### Brief
Return all the data exactly, keeping the pictures out.

[Records contained in a dataset]
____

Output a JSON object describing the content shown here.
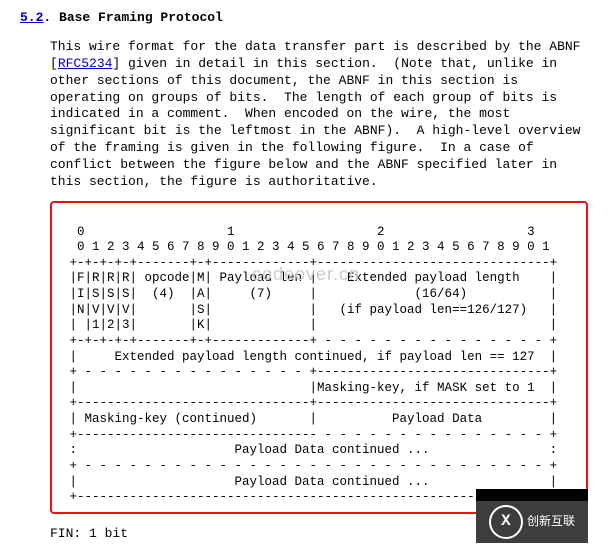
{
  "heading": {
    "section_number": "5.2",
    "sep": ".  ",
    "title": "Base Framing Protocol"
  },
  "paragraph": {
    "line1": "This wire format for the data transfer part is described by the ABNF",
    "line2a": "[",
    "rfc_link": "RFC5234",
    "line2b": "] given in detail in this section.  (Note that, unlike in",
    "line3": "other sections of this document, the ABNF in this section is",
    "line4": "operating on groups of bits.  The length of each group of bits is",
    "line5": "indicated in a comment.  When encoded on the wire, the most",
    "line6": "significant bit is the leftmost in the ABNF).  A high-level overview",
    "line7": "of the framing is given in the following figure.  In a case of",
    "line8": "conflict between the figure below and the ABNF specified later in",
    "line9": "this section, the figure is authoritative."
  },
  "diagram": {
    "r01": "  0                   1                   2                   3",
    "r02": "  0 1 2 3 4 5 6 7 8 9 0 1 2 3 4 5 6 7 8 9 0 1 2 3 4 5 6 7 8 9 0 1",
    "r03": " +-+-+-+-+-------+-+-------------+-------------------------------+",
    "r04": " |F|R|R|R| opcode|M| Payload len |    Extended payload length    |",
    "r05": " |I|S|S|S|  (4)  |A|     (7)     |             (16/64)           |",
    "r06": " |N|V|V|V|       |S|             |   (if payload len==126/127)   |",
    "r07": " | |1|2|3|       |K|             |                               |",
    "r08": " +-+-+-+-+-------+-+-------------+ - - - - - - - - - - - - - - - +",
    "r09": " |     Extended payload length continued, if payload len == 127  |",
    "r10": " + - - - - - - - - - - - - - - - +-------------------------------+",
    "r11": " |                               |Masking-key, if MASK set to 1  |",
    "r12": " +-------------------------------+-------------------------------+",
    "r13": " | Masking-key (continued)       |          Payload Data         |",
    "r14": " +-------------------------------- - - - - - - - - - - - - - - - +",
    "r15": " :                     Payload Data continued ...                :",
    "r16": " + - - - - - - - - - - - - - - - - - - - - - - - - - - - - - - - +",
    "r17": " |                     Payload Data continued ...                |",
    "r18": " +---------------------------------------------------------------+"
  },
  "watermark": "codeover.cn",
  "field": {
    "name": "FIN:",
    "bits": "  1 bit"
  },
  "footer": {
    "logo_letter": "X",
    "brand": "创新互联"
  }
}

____

### Worked solution
Output a JSON object describing the content shown here.
{
  "heading": {
    "section_number": "5.2",
    "sep": ".  ",
    "title": "Base Framing Protocol"
  },
  "paragraph": {
    "line1": "This wire format for the data transfer part is described by the ABNF",
    "line2a": "[",
    "rfc_link": "RFC5234",
    "line2b": "] given in detail in this section.  (Note that, unlike in",
    "line3": "other sections of this document, the ABNF in this section is",
    "line4": "operating on groups of bits.  The length of each group of bits is",
    "line5": "indicated in a comment.  When encoded on the wire, the most",
    "line6": "significant bit is the leftmost in the ABNF).  A high-level overview",
    "line7": "of the framing is given in the following figure.  In a case of",
    "line8": "conflict between the figure below and the ABNF specified later in",
    "line9": "this section, the figure is authoritative."
  },
  "diagram": {
    "r01": "  0                   1                   2                   3",
    "r02": "  0 1 2 3 4 5 6 7 8 9 0 1 2 3 4 5 6 7 8 9 0 1 2 3 4 5 6 7 8 9 0 1",
    "r03": " +-+-+-+-+-------+-+-------------+-------------------------------+",
    "r04": " |F|R|R|R| opcode|M| Payload len |    Extended payload length    |",
    "r05": " |I|S|S|S|  (4)  |A|     (7)     |             (16/64)           |",
    "r06": " |N|V|V|V|       |S|             |   (if payload len==126/127)   |",
    "r07": " | |1|2|3|       |K|             |                               |",
    "r08": " +-+-+-+-+-------+-+-------------+ - - - - - - - - - - - - - - - +",
    "r09": " |     Extended payload length continued, if payload len == 127  |",
    "r10": " + - - - - - - - - - - - - - - - +-------------------------------+",
    "r11": " |                               |Masking-key, if MASK set to 1  |",
    "r12": " +-------------------------------+-------------------------------+",
    "r13": " | Masking-key (continued)       |          Payload Data         |",
    "r14": " +-------------------------------- - - - - - - - - - - - - - - - +",
    "r15": " :                     Payload Data continued ...                :",
    "r16": " + - - - - - - - - - - - - - - - - - - - - - - - - - - - - - - - +",
    "r17": " |                     Payload Data continued ...                |",
    "r18": " +---------------------------------------------------------------+"
  },
  "watermark": "codeover.cn",
  "field": {
    "name": "FIN:",
    "bits": "  1 bit"
  },
  "footer": {
    "logo_letter": "X",
    "brand": "创新互联"
  }
}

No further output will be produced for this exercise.